  8. ^ S. Hastenrath (1991). Climate Dynamics of the Tropics. Springer, pp 244. ISBN 978-0-7923-1346-5. Retrieved on 2009-02-29.
  9. ^ Storm-E (2007). "Nor'easters". Center For Educational Technologies. Retrieved 2008-01-22. 
  10. ^ Edward Arndt Bryant (1997). Climate process & change. Cambridge University Press. pp. 43–45. ISBN 978-0-521-48440-4. Retrieved 2011-01-27. 
  11. ^ James Sadler (November 1975). "The Upper Tropospheric Circulation Over the Global Tropics". University of Hawaii. Retrieved 2009-12-23. 
  12. ^ Mark A. Lander, Eric J. Trehubenko, and Charles P. Guard (June 1999). "Eastern Hemisphere Tropical Cyclones of 1996". Monthly Weather Review 127 (6): 1274. Bibcode:1999MWRv..127.1274L. doi:10.1175/1520-0493(1999)127<1274:EHTCO>2.0.CO;2. ISSN 1520-0493. Retrieved 2010-05-02. 
  13. ^ Clark Evans (January 5, 2006). "Favorable trough interactions on tropical cyclones". Flhurricane.com. Retrieved 2006-10-20. 
  14. ^ Deborah Hanley, John Molinari, and Daniel Keyser (October 2001). "A Composite Study of the Interactions between Tropical Cyclones and Upper-Tropospheric Troughs". Monthly Weather Review (American Meteorological Society) 129 (10): 2570–84. Bibcode:2001MWRv..129.2570H. doi:10.1175/1520-0493(2001)129<2570:ACSOTI>2.0.CO;2. Retrieved 2006-10-20. 
  15. ^ Joint Typhoon Warning Center (2010). "2.5 Upper Tropospheric Cyclonic Vortices". United States Navy. Retrieved 2009-04-24. 
  16. ^ Jason E. Patla, Duane Stevens, and Gary M. Barnes (October 2009). "A Conceptual Model for the Influence of TUTT Cells on Tropical Cyclone Motion in the Northwest Pacific Ocean". Weather and Forecasting 24 (5): 1215–1235. Bibcode:2009WtFor..24.1215P. doi:10.1175/2009WAF2222181.1. Retrieved 2010-04-24. 
  17. ^ Chris Landsea (2011). "Subject: A15) How do tropical cyclones form?". Hurricane Research Division. Retrieved 2011-01-27. 
  18. ^ Kushnir, Yochanan (2000). "The Climate System". Columbia University. Retrieved 24 September 2010. 
  19. ^ John M. Wallace and Peter V. Hobbs (1977). Atmospheric Science: An Introductory Survey. Academic Press, Inc. pp. 76–77. 
  20. ^ Chris Landsea (2000). "Climate Variability of Tropical Cyclones: Past, Present and Future". Storms.
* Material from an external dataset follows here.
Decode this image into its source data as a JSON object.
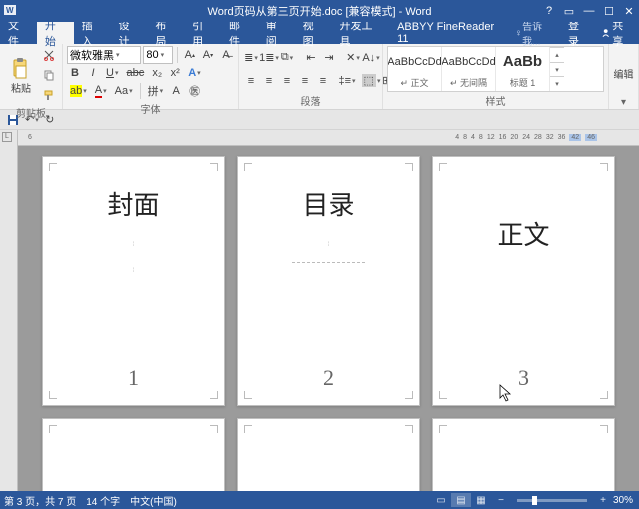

Atlantic Oceanographic and Meteorological Laboratory. pp. 220–41. Retrieved 2006-10-19. 
  21. ^ Dian J. Gaffen-Seidel, Rebecca J. Ross and James K. Angell (November 2000). "Climatological characteristics of the tropical tropopause as revealed by radiosondes". National Oceanic and Atmospheric Administration Air Resources Laboratory. Archived from the original on May 8, 2006. Retrieved 2006-10-19. 
  22. ^ Lixion Avila (2005-12-03). "Hurricane Epsilon Discussion Eighteen". National Hurricane Center. Retrieved 2010-12-14.